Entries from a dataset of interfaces
_ _ _ _

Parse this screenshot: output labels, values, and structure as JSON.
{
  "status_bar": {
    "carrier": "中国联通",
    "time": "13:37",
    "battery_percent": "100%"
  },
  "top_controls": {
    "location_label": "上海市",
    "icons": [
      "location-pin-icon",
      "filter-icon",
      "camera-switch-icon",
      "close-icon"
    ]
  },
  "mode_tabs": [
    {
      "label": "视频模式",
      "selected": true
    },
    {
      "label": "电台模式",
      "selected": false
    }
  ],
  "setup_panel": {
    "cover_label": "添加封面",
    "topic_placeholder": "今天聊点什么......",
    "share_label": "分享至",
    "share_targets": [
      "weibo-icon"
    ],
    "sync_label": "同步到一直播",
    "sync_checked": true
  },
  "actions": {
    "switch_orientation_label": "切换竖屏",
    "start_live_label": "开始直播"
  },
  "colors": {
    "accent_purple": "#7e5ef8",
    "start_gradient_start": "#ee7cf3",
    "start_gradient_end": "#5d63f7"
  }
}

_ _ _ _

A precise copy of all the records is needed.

Parse this screenshot: output labels, values, and structure as JSON.
{
  "status_bar": {
    "carrier": "中国联通",
    "time": "13:37",
    "battery_percent": "100%"
  },
  "top_controls": {
    "location_label": "上海市",
    "icons": [
      "location-pin-icon",
      "filter-icon",
      "camera-switch-icon",
      "close-icon"
    ]
  },
  "mode_tabs": [
    {
      "label": "视频模式",
      "selected": true
    },
    {
      "label": "电台模式",
      "selected": false
    }
  ],
  "setup_panel": {
    "cover_label": "添加封面",
    "topic_placeholder": "今天聊点什么......",
    "share_label": "分享至",
    "share_targets": [
      "weibo-icon"
    ],
    "sync_label": "同步到一直播",
    "sync_checked": true
  },
  "actions": {
    "switch_orientation_label": "切换竖屏",
    "start_live_label": "开始直播"
  },
  "colors": {
    "accent_purple": "#7e5ef8",
    "start_gradient_start": "#ee7cf3",
    "start_gradient_end": "#5d63f7"
  }
}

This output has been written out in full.